• WHAT IS EXPECTED:
Pull each line with the string "JSON" from the entries.

== DATASET RECORDS ==

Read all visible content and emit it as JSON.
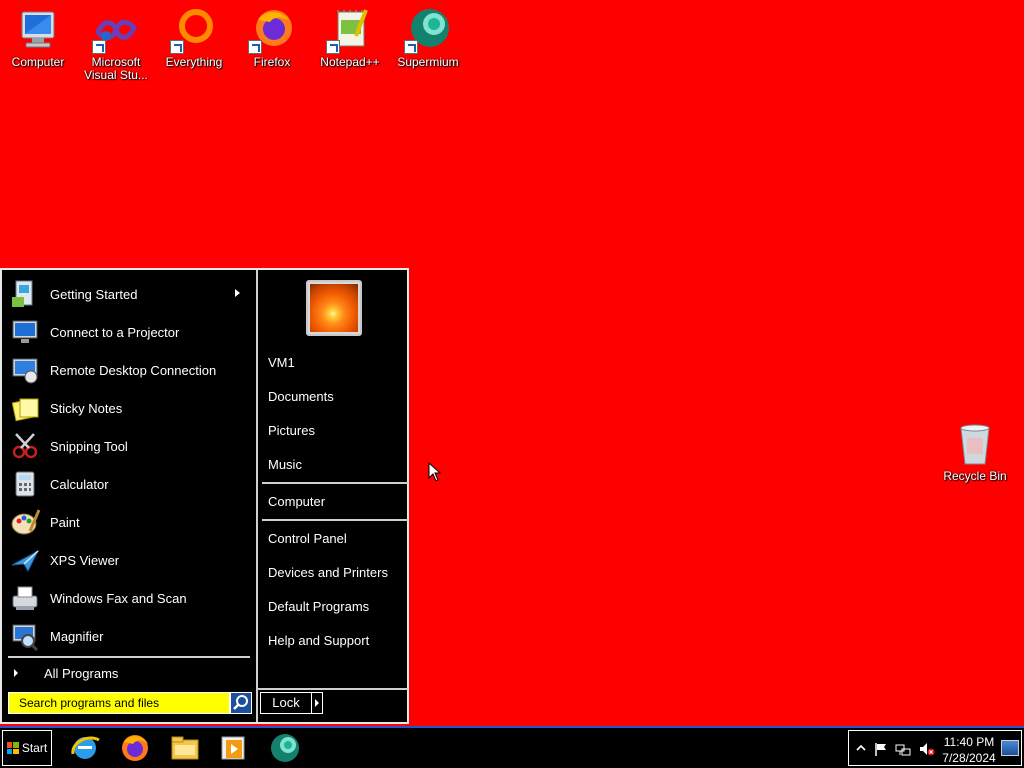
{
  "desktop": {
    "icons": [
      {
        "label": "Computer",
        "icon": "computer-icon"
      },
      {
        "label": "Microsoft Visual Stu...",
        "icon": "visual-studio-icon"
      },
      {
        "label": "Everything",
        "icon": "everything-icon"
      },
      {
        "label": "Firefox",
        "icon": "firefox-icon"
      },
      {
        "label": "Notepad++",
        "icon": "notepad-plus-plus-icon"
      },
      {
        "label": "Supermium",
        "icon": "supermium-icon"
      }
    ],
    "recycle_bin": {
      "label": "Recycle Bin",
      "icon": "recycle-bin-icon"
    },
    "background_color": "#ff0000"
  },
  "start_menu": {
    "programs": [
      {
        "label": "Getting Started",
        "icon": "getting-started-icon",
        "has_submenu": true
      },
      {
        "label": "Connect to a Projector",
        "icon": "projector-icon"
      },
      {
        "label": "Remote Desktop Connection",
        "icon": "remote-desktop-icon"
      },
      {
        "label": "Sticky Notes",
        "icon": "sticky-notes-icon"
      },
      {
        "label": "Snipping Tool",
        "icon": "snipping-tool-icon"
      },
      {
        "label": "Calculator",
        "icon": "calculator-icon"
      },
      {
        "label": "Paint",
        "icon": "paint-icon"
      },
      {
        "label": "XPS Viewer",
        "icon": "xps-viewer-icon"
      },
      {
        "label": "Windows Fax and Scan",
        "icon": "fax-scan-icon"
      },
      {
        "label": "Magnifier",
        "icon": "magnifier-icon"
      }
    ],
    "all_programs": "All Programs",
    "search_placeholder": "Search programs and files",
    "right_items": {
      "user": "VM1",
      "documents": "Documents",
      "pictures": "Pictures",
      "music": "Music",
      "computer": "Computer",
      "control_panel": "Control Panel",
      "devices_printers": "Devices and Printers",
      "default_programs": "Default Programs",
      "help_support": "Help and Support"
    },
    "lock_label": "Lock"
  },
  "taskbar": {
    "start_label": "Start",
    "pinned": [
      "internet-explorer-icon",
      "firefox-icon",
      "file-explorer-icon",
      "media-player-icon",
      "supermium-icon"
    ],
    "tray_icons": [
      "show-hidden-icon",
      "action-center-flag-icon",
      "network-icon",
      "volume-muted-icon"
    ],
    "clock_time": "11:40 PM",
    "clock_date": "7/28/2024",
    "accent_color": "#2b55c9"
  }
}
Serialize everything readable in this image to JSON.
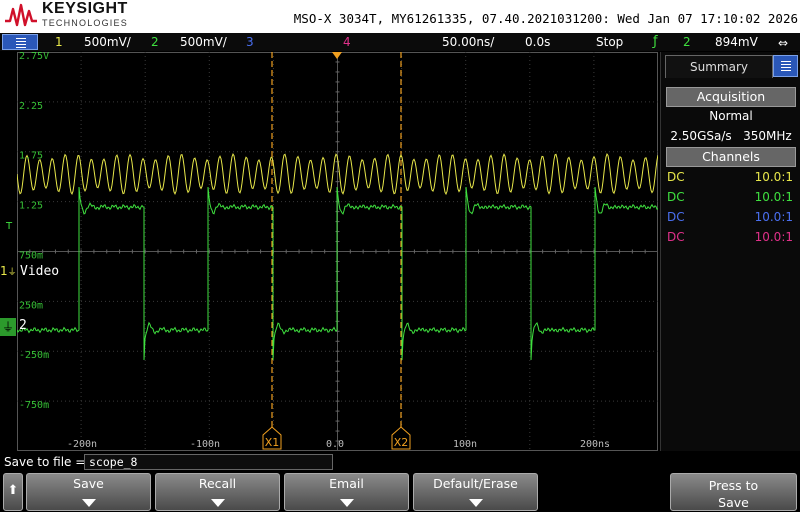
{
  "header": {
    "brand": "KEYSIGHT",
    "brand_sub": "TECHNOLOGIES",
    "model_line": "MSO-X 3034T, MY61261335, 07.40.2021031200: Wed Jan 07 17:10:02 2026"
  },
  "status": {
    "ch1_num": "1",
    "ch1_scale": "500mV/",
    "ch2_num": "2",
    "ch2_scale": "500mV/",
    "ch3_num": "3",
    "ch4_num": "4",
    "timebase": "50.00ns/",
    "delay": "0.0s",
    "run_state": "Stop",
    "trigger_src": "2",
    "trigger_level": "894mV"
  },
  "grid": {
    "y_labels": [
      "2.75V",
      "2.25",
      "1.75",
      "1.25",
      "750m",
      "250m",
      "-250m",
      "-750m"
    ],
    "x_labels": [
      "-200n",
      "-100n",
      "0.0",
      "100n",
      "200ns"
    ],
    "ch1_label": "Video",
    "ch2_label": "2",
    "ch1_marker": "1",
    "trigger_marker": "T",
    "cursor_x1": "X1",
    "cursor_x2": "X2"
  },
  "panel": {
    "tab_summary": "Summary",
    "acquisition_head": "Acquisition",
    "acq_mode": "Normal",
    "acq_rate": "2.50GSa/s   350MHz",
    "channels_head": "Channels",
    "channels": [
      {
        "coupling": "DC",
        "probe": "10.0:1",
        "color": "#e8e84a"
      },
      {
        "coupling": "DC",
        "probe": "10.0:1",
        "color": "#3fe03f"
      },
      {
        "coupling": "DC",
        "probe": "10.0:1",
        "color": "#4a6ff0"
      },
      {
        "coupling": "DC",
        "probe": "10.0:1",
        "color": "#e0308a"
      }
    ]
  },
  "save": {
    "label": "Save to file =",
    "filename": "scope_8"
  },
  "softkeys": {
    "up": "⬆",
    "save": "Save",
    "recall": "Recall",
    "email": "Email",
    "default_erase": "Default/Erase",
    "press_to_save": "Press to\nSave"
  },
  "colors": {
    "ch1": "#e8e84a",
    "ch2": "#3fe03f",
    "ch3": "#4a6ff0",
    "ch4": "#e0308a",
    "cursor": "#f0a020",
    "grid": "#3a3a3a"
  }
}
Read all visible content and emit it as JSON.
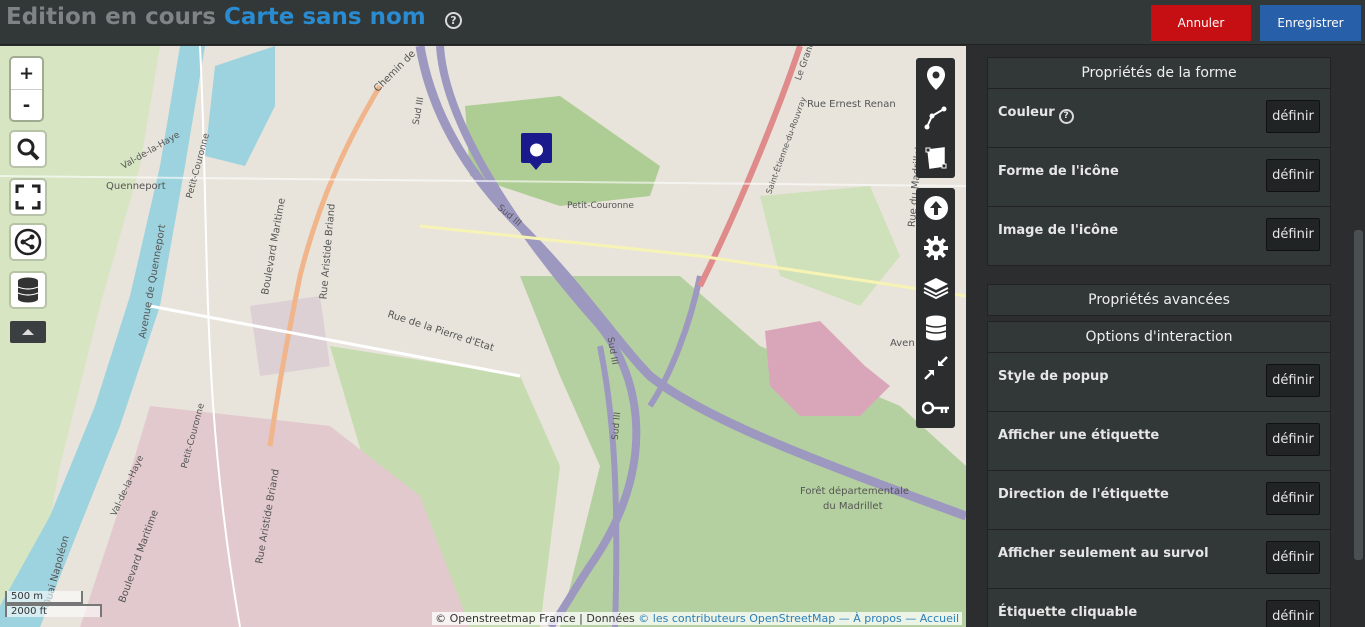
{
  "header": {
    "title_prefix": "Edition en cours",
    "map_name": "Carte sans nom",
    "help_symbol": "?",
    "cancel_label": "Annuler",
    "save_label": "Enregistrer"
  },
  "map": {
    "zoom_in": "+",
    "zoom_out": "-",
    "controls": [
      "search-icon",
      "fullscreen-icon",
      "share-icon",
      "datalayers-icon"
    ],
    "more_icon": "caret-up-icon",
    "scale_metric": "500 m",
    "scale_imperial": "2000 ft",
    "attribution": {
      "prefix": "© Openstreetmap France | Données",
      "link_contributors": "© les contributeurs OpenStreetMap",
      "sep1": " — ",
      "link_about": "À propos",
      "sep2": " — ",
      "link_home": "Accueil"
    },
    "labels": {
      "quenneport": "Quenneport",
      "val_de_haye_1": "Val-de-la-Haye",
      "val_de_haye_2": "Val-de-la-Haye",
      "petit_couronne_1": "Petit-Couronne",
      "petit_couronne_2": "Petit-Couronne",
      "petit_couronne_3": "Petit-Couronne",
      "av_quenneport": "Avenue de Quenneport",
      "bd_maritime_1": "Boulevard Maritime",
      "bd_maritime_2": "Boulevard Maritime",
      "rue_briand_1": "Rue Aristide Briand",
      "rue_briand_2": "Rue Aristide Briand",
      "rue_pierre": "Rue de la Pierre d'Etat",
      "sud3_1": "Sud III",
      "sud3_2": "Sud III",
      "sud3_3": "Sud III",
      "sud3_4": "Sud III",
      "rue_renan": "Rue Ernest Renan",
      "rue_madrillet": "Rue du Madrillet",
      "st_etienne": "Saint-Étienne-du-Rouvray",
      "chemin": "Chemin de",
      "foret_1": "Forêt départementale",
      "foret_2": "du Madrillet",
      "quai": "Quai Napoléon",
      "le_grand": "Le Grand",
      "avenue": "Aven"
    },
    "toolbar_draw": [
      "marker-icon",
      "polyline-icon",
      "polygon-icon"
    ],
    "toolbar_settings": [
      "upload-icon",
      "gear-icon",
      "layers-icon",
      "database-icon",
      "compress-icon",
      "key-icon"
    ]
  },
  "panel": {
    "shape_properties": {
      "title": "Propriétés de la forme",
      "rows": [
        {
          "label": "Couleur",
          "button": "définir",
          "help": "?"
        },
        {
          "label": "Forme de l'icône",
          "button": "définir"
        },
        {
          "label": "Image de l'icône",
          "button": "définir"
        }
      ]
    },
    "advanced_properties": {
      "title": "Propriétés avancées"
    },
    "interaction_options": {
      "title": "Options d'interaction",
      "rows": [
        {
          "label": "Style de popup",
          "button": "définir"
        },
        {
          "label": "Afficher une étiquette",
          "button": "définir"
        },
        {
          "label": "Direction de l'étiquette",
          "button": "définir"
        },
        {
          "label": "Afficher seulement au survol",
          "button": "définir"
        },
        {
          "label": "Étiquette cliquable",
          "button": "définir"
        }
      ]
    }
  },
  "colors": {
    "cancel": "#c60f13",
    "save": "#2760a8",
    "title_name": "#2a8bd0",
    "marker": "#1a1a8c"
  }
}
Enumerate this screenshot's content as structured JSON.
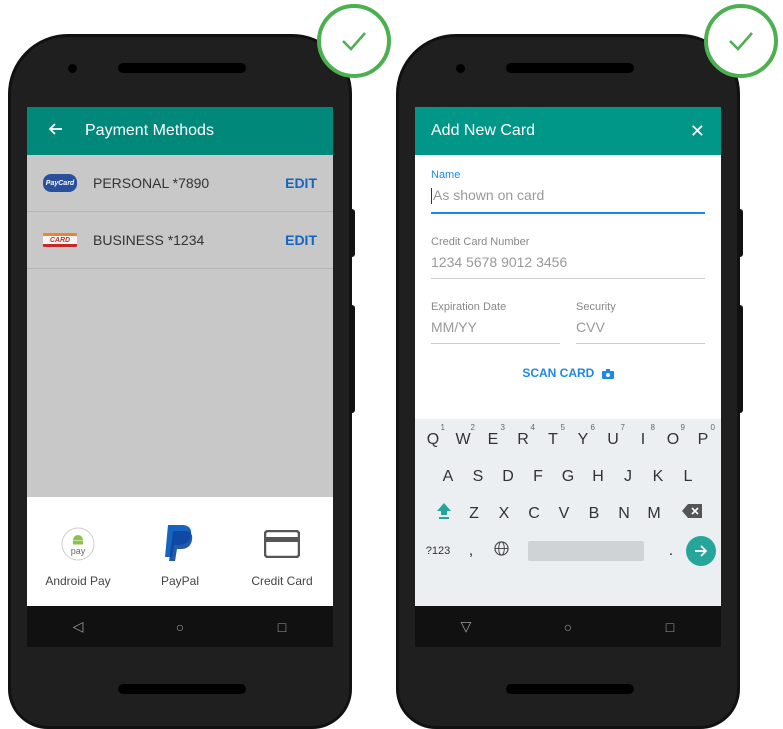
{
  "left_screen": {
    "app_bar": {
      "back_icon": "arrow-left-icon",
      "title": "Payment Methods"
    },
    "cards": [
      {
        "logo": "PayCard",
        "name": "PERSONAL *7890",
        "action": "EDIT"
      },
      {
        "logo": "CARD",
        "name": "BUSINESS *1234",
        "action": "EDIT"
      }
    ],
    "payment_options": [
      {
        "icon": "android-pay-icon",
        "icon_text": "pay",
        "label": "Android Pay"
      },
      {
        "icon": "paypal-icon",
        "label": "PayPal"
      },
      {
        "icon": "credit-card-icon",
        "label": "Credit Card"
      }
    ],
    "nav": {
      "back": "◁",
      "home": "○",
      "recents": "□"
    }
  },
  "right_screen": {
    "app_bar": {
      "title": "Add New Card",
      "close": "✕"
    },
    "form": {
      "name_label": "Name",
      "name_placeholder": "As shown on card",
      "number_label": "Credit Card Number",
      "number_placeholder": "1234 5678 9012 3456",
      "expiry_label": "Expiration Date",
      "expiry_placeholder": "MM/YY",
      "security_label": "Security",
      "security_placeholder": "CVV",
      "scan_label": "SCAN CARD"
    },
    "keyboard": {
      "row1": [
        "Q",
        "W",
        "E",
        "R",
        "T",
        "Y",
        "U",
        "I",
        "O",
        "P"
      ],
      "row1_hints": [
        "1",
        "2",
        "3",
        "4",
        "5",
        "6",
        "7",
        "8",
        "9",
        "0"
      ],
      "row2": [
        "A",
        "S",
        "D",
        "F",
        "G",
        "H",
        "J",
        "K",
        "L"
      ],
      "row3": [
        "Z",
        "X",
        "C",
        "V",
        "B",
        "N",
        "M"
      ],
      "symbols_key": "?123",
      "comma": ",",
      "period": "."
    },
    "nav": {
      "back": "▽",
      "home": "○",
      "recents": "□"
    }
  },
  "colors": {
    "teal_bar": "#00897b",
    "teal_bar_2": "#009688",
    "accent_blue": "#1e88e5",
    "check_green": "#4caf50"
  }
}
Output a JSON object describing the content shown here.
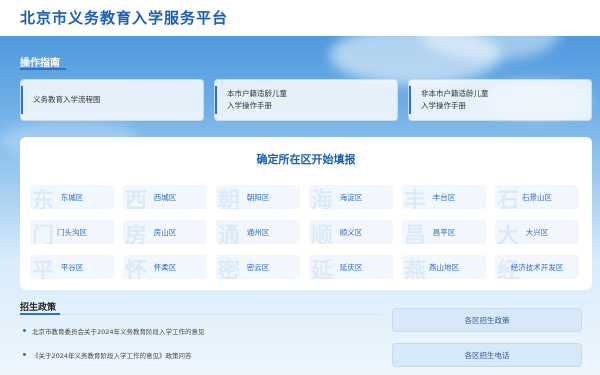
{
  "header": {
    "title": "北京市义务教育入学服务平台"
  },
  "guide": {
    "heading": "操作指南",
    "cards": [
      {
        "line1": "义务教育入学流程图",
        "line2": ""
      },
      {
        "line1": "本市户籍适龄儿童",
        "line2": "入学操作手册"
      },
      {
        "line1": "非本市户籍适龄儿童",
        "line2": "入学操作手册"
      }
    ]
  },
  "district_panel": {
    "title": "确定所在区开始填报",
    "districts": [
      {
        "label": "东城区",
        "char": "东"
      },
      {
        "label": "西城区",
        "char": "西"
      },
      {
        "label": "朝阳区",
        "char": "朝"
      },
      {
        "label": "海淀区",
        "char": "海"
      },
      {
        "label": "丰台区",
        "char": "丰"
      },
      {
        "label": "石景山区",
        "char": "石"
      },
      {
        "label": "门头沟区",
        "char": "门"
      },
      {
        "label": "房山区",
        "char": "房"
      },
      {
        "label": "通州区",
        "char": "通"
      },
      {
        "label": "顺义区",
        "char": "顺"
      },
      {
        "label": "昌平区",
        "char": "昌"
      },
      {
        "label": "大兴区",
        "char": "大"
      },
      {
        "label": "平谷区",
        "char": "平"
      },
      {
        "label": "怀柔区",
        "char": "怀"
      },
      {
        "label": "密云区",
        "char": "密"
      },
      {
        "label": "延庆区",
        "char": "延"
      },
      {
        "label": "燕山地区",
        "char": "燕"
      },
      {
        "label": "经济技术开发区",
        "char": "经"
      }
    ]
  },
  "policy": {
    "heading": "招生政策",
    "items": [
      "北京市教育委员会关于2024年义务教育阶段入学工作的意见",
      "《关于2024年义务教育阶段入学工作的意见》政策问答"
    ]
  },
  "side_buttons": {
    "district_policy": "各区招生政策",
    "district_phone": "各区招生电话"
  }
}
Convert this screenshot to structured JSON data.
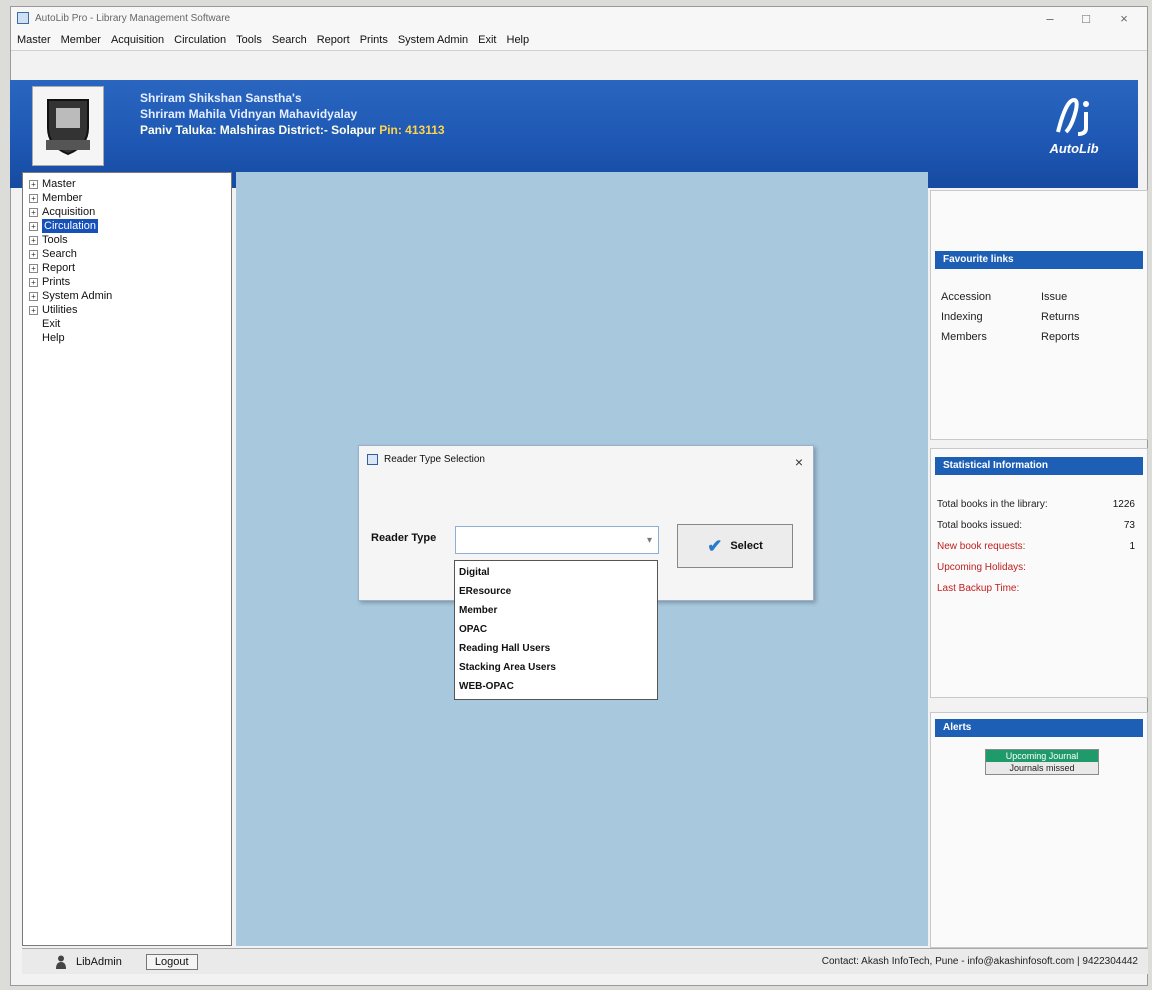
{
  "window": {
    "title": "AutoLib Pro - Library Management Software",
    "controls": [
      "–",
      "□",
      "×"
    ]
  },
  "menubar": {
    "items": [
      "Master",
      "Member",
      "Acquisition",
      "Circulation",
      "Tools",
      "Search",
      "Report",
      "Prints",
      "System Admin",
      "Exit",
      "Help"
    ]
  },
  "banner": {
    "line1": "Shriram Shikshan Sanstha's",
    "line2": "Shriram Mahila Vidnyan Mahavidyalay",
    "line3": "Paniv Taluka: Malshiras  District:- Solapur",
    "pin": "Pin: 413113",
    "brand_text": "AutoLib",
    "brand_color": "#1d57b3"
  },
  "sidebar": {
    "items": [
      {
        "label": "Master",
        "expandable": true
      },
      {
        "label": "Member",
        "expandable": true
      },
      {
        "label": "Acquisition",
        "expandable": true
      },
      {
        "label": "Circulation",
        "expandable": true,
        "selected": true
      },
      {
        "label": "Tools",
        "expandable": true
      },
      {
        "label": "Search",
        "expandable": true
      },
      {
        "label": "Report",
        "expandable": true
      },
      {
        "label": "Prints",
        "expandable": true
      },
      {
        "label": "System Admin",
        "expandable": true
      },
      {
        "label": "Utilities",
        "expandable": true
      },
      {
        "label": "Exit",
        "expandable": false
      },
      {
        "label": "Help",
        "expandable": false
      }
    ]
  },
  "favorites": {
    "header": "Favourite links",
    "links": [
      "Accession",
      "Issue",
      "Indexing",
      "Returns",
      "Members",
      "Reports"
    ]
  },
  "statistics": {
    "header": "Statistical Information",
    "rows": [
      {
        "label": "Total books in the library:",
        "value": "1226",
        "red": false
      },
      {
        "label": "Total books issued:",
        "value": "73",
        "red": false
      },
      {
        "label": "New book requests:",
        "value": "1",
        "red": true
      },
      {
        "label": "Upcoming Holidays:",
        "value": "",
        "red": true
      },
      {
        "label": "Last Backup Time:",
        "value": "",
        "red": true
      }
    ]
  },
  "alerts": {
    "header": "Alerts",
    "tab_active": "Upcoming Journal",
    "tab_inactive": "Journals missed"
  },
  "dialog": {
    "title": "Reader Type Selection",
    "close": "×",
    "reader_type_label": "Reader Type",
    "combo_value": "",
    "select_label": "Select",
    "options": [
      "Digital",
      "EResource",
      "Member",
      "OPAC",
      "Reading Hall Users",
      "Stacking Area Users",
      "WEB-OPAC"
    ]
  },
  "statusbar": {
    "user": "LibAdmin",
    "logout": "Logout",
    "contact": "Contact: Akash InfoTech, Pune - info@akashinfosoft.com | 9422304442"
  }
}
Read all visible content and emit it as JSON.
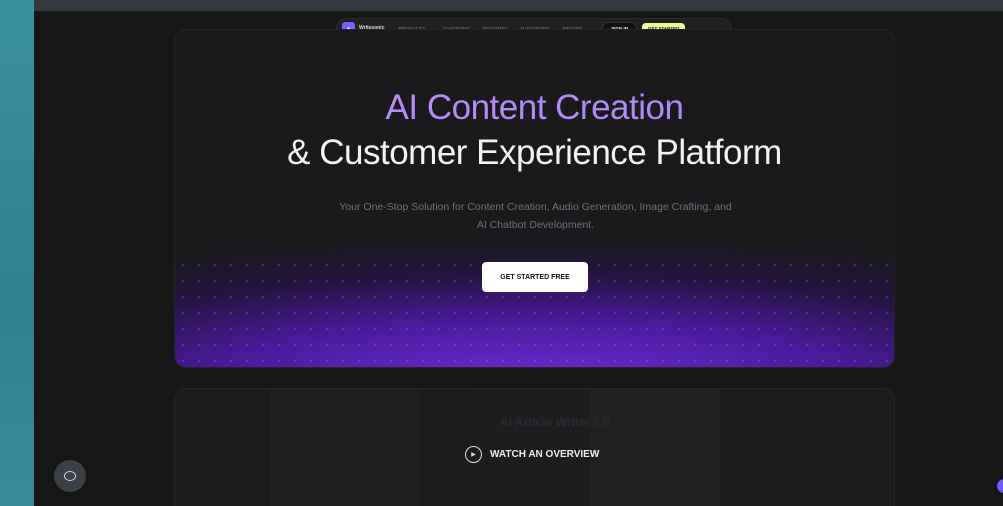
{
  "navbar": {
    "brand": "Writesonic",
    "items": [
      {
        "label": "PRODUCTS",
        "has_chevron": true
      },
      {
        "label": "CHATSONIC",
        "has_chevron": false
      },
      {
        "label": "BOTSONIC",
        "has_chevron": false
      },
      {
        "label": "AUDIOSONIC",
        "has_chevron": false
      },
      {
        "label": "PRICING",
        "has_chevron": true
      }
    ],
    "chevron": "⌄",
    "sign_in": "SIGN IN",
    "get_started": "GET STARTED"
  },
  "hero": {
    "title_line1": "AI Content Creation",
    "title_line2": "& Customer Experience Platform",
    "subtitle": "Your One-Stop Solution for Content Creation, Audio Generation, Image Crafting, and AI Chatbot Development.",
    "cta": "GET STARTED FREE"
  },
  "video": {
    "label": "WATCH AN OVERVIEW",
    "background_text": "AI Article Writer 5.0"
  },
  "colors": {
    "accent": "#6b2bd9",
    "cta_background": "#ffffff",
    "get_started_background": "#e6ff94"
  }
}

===

• EXERCISE SOLUTION:
Read all visible content and emit it as JSON.
Serialize everything readable in this image to JSON.
Read all visible content and emit it as JSON.
Enumerate this screenshot's content as structured JSON.
Output a JSON object describing the content shown here.
Convert this screenshot to structured JSON data.
Read all visible content and emit it as JSON.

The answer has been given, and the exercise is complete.